Directions: Reprint the whole of the data exactly.

Data:
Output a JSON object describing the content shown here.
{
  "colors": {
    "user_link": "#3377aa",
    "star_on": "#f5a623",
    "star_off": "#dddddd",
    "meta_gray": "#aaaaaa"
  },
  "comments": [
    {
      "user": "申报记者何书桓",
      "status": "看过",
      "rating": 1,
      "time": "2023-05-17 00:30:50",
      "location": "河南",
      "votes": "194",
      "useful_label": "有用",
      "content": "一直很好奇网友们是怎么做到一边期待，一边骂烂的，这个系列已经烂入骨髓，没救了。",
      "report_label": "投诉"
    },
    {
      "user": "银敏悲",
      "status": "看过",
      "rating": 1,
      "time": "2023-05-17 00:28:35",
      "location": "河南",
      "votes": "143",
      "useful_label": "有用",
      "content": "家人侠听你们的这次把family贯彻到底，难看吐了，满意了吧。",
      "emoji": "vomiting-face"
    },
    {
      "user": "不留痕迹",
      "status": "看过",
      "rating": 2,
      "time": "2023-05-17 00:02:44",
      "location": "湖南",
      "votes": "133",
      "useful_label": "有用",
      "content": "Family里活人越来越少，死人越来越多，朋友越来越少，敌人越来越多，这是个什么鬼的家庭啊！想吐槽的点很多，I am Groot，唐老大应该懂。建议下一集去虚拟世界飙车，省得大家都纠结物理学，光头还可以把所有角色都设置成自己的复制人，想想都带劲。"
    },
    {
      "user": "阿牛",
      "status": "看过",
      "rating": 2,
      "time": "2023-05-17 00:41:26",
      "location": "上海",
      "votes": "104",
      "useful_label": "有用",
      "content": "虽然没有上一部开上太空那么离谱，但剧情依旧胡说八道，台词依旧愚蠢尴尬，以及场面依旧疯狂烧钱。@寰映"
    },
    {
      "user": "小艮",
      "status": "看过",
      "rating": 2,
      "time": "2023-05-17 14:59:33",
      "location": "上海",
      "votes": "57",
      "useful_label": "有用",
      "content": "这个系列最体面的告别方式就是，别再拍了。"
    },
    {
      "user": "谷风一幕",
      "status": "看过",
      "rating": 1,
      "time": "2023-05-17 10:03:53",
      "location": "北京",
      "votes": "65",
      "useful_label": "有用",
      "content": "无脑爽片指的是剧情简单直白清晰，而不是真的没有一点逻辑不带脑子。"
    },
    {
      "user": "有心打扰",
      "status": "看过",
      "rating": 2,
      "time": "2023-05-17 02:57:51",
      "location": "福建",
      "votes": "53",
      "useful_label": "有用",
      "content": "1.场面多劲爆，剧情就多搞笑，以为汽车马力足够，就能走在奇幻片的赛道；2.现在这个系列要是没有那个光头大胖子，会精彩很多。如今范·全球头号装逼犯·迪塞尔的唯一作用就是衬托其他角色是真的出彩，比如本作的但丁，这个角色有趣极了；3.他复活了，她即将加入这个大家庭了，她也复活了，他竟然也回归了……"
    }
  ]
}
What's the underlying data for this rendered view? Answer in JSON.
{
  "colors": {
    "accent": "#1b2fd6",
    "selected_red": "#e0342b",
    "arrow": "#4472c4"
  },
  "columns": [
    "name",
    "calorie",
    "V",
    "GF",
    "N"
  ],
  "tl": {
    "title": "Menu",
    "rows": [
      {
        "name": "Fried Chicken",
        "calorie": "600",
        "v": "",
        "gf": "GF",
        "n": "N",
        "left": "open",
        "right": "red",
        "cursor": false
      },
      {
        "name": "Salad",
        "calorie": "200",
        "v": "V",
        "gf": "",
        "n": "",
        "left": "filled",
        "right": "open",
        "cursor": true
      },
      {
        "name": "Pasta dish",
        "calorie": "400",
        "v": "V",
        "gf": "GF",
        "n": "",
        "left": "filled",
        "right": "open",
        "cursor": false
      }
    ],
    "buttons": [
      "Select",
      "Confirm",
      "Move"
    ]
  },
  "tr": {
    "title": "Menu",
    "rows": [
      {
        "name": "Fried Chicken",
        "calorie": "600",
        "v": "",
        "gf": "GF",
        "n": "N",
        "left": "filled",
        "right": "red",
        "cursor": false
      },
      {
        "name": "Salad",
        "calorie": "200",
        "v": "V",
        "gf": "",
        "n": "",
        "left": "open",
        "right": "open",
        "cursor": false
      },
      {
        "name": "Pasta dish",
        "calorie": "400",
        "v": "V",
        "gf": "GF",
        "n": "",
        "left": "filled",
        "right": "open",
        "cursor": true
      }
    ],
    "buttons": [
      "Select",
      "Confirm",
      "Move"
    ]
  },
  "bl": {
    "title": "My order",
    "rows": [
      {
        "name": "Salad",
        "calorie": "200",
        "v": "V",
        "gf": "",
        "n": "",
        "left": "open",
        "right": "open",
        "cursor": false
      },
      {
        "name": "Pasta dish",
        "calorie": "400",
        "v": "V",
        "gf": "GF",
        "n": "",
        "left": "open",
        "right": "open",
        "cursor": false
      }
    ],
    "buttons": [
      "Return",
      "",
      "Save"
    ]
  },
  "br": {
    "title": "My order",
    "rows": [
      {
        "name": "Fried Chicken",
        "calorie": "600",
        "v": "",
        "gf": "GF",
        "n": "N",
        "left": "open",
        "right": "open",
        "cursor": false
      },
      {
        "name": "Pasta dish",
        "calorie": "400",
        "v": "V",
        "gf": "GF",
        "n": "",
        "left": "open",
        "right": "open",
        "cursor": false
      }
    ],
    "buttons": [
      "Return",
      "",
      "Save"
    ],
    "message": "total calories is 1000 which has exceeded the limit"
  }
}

Solved exercise:
Output a JSON object describing the content shown here.
{
  "colors": {
    "user_link": "#3377aa",
    "star_on": "#f5a623",
    "star_off": "#dddddd",
    "meta_gray": "#aaaaaa"
  },
  "comments": [
    {
      "user": "申报记者何书桓",
      "status": "看过",
      "rating": 1,
      "time": "2023-05-17 00:30:50",
      "location": "河南",
      "votes": "194",
      "useful_label": "有用",
      "content": "一直很好奇网友们是怎么做到一边期待，一边骂烂的，这个系列已经烂入骨髓，没救了。",
      "report_label": "投诉"
    },
    {
      "user": "银敏悲",
      "status": "看过",
      "rating": 1,
      "time": "2023-05-17 00:28:35",
      "location": "河南",
      "votes": "143",
      "useful_label": "有用",
      "content": "家人侠听你们的这次把family贯彻到底，难看吐了，满意了吧。",
      "emoji": "vomiting-face"
    },
    {
      "user": "不留痕迹",
      "status": "看过",
      "rating": 2,
      "time": "2023-05-17 00:02:44",
      "location": "湖南",
      "votes": "133",
      "useful_label": "有用",
      "content": "Family里活人越来越少，死人越来越多，朋友越来越少，敌人越来越多，这是个什么鬼的家庭啊！想吐槽的点很多，I am Groot，唐老大应该懂。建议下一集去虚拟世界飙车，省得大家都纠结物理学，光头还可以把所有角色都设置成自己的复制人，想想都带劲。"
    },
    {
      "user": "阿牛",
      "status": "看过",
      "rating": 2,
      "time": "2023-05-17 00:41:26",
      "location": "上海",
      "votes": "104",
      "useful_label": "有用",
      "content": "虽然没有上一部开上太空那么离谱，但剧情依旧胡说八道，台词依旧愚蠢尴尬，以及场面依旧疯狂烧钱。@寰映"
    },
    {
      "user": "小艮",
      "status": "看过",
      "rating": 2,
      "time": "2023-05-17 14:59:33",
      "location": "上海",
      "votes": "57",
      "useful_label": "有用",
      "content": "这个系列最体面的告别方式就是，别再拍了。"
    },
    {
      "user": "谷风一幕",
      "status": "看过",
      "rating": 1,
      "time": "2023-05-17 10:03:53",
      "location": "北京",
      "votes": "65",
      "useful_label": "有用",
      "content": "无脑爽片指的是剧情简单直白清晰，而不是真的没有一点逻辑不带脑子。"
    },
    {
      "user": "有心打扰",
      "status": "看过",
      "rating": 2,
      "time": "2023-05-17 02:57:51",
      "location": "福建",
      "votes": "53",
      "useful_label": "有用",
      "content": "1.场面多劲爆，剧情就多搞笑，以为汽车马力足够，就能走在奇幻片的赛道；2.现在这个系列要是没有那个光头大胖子，会精彩很多。如今范·全球头号装逼犯·迪塞尔的唯一作用就是衬托其他角色是真的出彩，比如本作的但丁，这个角色有趣极了；3.他复活了，她即将加入这个大家庭了，她也复活了，他竟然也回归了……"
    }
  ]
}
What's the underlying data for this rendered view? Answer in JSON.
{
  "colors": {
    "accent": "#1b2fd6",
    "selected_red": "#e0342b",
    "arrow": "#4472c4"
  },
  "columns": [
    "name",
    "calorie",
    "V",
    "GF",
    "N"
  ],
  "tl": {
    "title": "Menu",
    "rows": [
      {
        "name": "Fried Chicken",
        "calorie": "600",
        "v": "",
        "gf": "GF",
        "n": "N",
        "left": "open",
        "right": "red",
        "cursor": false
      },
      {
        "name": "Salad",
        "calorie": "200",
        "v": "V",
        "gf": "",
        "n": "",
        "left": "filled",
        "right": "open",
        "cursor": true
      },
      {
        "name": "Pasta dish",
        "calorie": "400",
        "v": "V",
        "gf": "GF",
        "n": "",
        "left": "filled",
        "right": "open",
        "cursor": false
      }
    ],
    "buttons": [
      "Select",
      "Confirm",
      "Move"
    ]
  },
  "tr": {
    "title": "Menu",
    "rows": [
      {
        "name": "Fried Chicken",
        "calorie": "600",
        "v": "",
        "gf": "GF",
        "n": "N",
        "left": "filled",
        "right": "red",
        "cursor": false
      },
      {
        "name": "Salad",
        "calorie": "200",
        "v": "V",
        "gf": "",
        "n": "",
        "left": "open",
        "right": "open",
        "cursor": false
      },
      {
        "name": "Pasta dish",
        "calorie": "400",
        "v": "V",
        "gf": "GF",
        "n": "",
        "left": "filled",
        "right": "open",
        "cursor": true
      }
    ],
    "buttons": [
      "Select",
      "Confirm",
      "Move"
    ]
  },
  "bl": {
    "title": "My order",
    "rows": [
      {
        "name": "Salad",
        "calorie": "200",
        "v": "V",
        "gf": "",
        "n": "",
        "left": "open",
        "right": "open",
        "cursor": false
      },
      {
        "name": "Pasta dish",
        "calorie": "400",
        "v": "V",
        "gf": "GF",
        "n": "",
        "left": "open",
        "right": "open",
        "cursor": false
      }
    ],
    "buttons": [
      "Return",
      "",
      "Save"
    ]
  },
  "br": {
    "title": "My order",
    "rows": [
      {
        "name": "Fried Chicken",
        "calorie": "600",
        "v": "",
        "gf": "GF",
        "n": "N",
        "left": "open",
        "right": "open",
        "cursor": false
      },
      {
        "name": "Pasta dish",
        "calorie": "400",
        "v": "V",
        "gf": "GF",
        "n": "",
        "left": "open",
        "right": "open",
        "cursor": false
      }
    ],
    "buttons": [
      "Return",
      "",
      "Save"
    ],
    "message": "total calories is 1000 which has exceeded the limit"
  }
}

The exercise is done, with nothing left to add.